3.2. Re-establish flora and fauna native to the Nindup Plain to help build a habitat connection from the National Park to the State forests to the east.
4. Visitor facilities, education & management
▪ to re-imagine tourism and visitation in the park
▪ to provide for curated, informed, primarily non-motorised future enjoyment and appreciation of the park, its significant natural values and beauty as well as its significant Aboriginal and European heritage values, and to adequately manage the significant pressures of being the State’s most-visited park
4.1. Upgrade the necessary facilities such as carparking, toilets, guidance and signage at key access points along the National Park coast where visitation is overwhelming the existing access facilities and causing significant environmental harm.
4.2. Fund the upgrade and ongoing maintenance of the Cape to Cape Track which is located primarily within the National Park. The track is already well known but under-resourced and poorly maintained. It has the potential to become one of the world’s best coastal walks attracting interstate and international visitors.
4.3. Establish world class, museum quality interpretation facilities that provide an understanding and appreciation of Wadandi Aboriginal history, European history and the timber industry, as well as the flora & fauna of the Boranup Forest itself. This facility should include Wadandi engagement and employment. A forest interpretation facility at Boranup has the potential to be one of WA’s premier nature-based tourism attractions.
4.4. Manage visitor impact and raise the quality of experience in the Boranup Forest by providing safe, enjoyable, non-motorised access into the forest via a series of boardwalks and designated trails.
5. Future fire management
▪ to maintain a sufficient program of fire management in the National Park to minimise the risks of large scale, high temperature fires
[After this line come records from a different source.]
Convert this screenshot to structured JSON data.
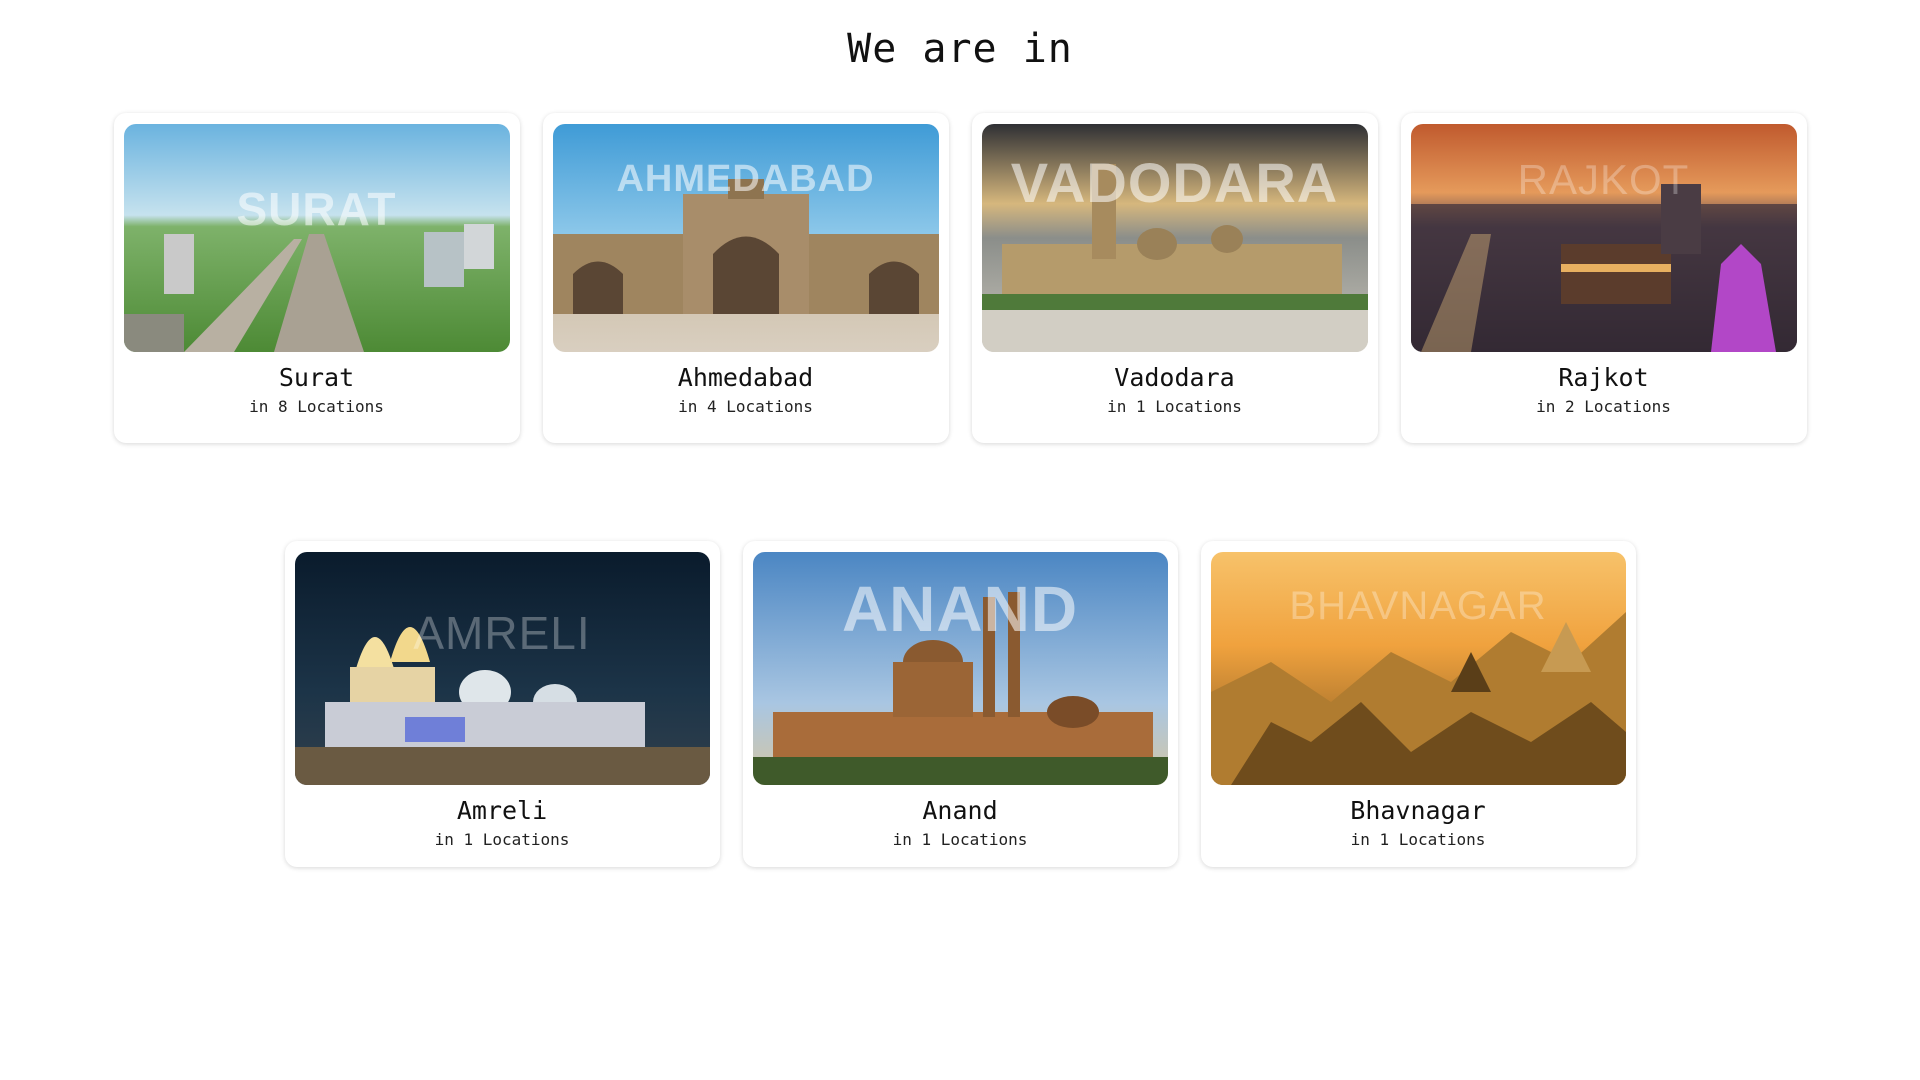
{
  "page": {
    "title": "We are in"
  },
  "cities": [
    {
      "name": "Surat",
      "overlay": "SURAT",
      "subtitle": "in 8 Locations",
      "colors": {
        "sky": "#7fc2e3",
        "ground": "#5f9e3d",
        "accent": "#b9b3a5"
      }
    },
    {
      "name": "Ahmedabad",
      "overlay": "AHMEDABAD",
      "subtitle": "in 4 Locations",
      "colors": {
        "sky": "#52a7d8",
        "ground": "#cfc3b0",
        "accent": "#a88d6a"
      }
    },
    {
      "name": "Vadodara",
      "overlay": "VADODARA",
      "subtitle": "in 1 Locations",
      "colors": {
        "sky": "#4a4a4e",
        "ground": "#b8b2a4",
        "accent": "#b59b6b"
      }
    },
    {
      "name": "Rajkot",
      "overlay": "RAJKOT",
      "subtitle": "in 2 Locations",
      "colors": {
        "sky": "#d4743c",
        "ground": "#2b2330",
        "accent": "#b247c7"
      }
    },
    {
      "name": "Amreli",
      "overlay": "AMRELI",
      "subtitle": "in 1 Locations",
      "colors": {
        "sky": "#0e2236",
        "ground": "#3c4d5c",
        "accent": "#f0e2b0"
      }
    },
    {
      "name": "Anand",
      "overlay": "ANAND",
      "subtitle": "in 1 Locations",
      "colors": {
        "sky": "#5b93cb",
        "ground": "#c7a25e",
        "accent": "#8a5a30"
      }
    },
    {
      "name": "Bhavnagar",
      "overlay": "BHAVNAGAR",
      "subtitle": "in 1 Locations",
      "colors": {
        "sky": "#f1a94a",
        "ground": "#8f6a2a",
        "accent": "#d8a25a"
      }
    }
  ]
}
▪ to introduce and trial traditional Wadandi burning to areas in which the fuel load has been eliminated
5.1. Ensure that the necessary program of prescribed burning, based on contemporary scientific evidence, is maintained across the National Park to create more manageable fuel loads and safeguard adjoining private properties.
5.2. Liaise with Aboriginal traditional custodians to investigate the use of traditional burning techniques within selected and appropriate terrains and habitats, while taking account of required standards for the protection of lives and assets.
6. Financial sustenance for businesses whose income will be significantly affected by the fire (incl MRBTA).
▪ to provide support to tourism-related businesses/individuals who are reliant on the forest for income
▪ to provide support to agriculture/horticulture businesses, including vineyards, that incurred loss due the fire.
6.1. Make available short-term financial aid to offset the loss of income for tourism businesses directly impacted by lack of access to Boranup Forest, or loss of infrastructure within the fireground.
6.2. Investigate the establishment of a government supported insurance scheme for businesses operating in high-risk locations or undertaking higher risk activities.
How you can help
You can support our efforts by donating here, with all funds diverted towards on-ground bushfire recovery. Every cent counts!
A copy of the signed Plan is available here.